pintle n : a pin or bolt forming the pivot of a hinge
EtymologyOld English pintel ‘penis’.
- In the context of "now dialectal": The penis.
- A pin or bolt, usually vertical, which acts
as a pivot for a hinge or a rudder.
- 2005: The train had a searchlight mounted on a pintle on a flat car. — James Meek, The People's Act of Love (Canongate 2006, p. 31)
- In the context of "gunnery": An iron pin used to control recoil of a cannon or around which a gun carriage revolves.
A pintle is a pin or bolt, usually inserted into a gudgeon, which is used as part of a pivot or hinge.
- In transportation, a pintle hitch/hook is a claw- or pincer-type device that clamps through a lunette ring on the tongue of a trailer.
- In controllable solid rocket motors it is the plug that is moved into and out of the motor throat to control thrust.
- In the military, a pintle is used with light machine guns as the mounting hardware that mates the machine gun to a tripod. Essentially, the pintle is a bracket with a cylindrical bottom and a cradle for the gun on top. The cylindrical bottom fits into a hole in the tripod, while the cradle holds the gun.

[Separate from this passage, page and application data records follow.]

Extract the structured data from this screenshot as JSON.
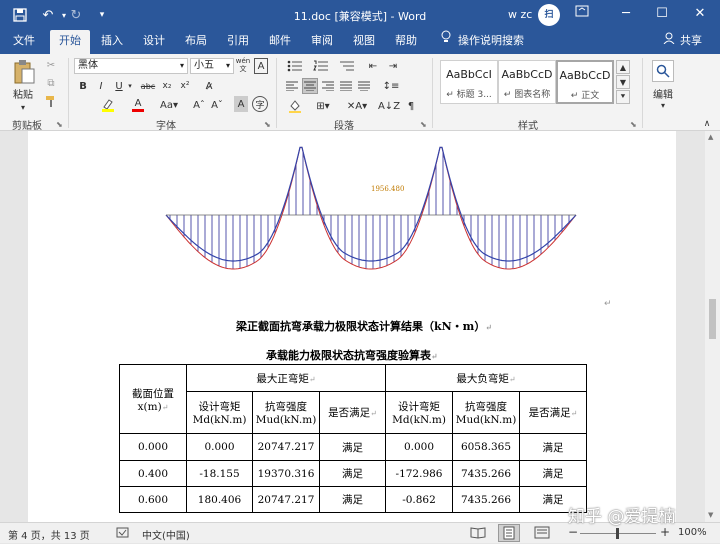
{
  "titlebar": {
    "title": "11.doc [兼容模式] - Word",
    "user": "w zc",
    "avatar_text": "扫"
  },
  "menu": {
    "tabs": [
      "文件",
      "开始",
      "插入",
      "设计",
      "布局",
      "引用",
      "邮件",
      "审阅",
      "视图",
      "帮助"
    ],
    "tell_me": "操作说明搜索",
    "share": "共享"
  },
  "ribbon": {
    "clipboard": {
      "paste": "粘贴",
      "label": "剪贴板"
    },
    "font": {
      "name": "黑体",
      "size": "小五",
      "wen": "wén",
      "A": "A",
      "label": "字体"
    },
    "paragraph": {
      "label": "段落"
    },
    "styles": {
      "items": [
        {
          "sample": "AaBbCcI",
          "name": "↵ 标题 3..."
        },
        {
          "sample": "AaBbCcD",
          "name": "↵ 图表名称"
        },
        {
          "sample": "AaBbCcD",
          "name": "↵ 正文"
        }
      ],
      "label": "样式"
    },
    "editing": {
      "label": "编辑"
    }
  },
  "document": {
    "chart_annotation": "1956.480",
    "heading1": "梁正截面抗弯承载力极限状态计算结果（kN・m）",
    "heading2": "承载能力极限状态抗弯强度验算表",
    "table": {
      "col_position": "截面位置",
      "col_position_unit": "x(m)",
      "group_positive": "最大正弯矩",
      "group_negative": "最大负弯矩",
      "sub_design": "设计弯矩",
      "sub_design_unit": "Md(kN.m)",
      "sub_strength": "抗弯强度",
      "sub_strength_unit": "Mud(kN.m)",
      "sub_ok": "是否满足",
      "rows": [
        [
          "0.000",
          "0.000",
          "20747.217",
          "满足",
          "0.000",
          "6058.365",
          "满足"
        ],
        [
          "0.400",
          "-18.155",
          "19370.316",
          "满足",
          "-172.986",
          "7435.266",
          "满足"
        ],
        [
          "0.600",
          "180.406",
          "20747.217",
          "满足",
          "-0.862",
          "7435.266",
          "满足"
        ]
      ]
    }
  },
  "statusbar": {
    "page": "第 4 页，共 13 页",
    "language": "中文(中国)",
    "zoom": "100%"
  },
  "watermark": "知乎 @爱提楠"
}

- In furniture, a pintle is usually fitted to a castor. The pintle is then inserted into a base, fixing the castors to that base.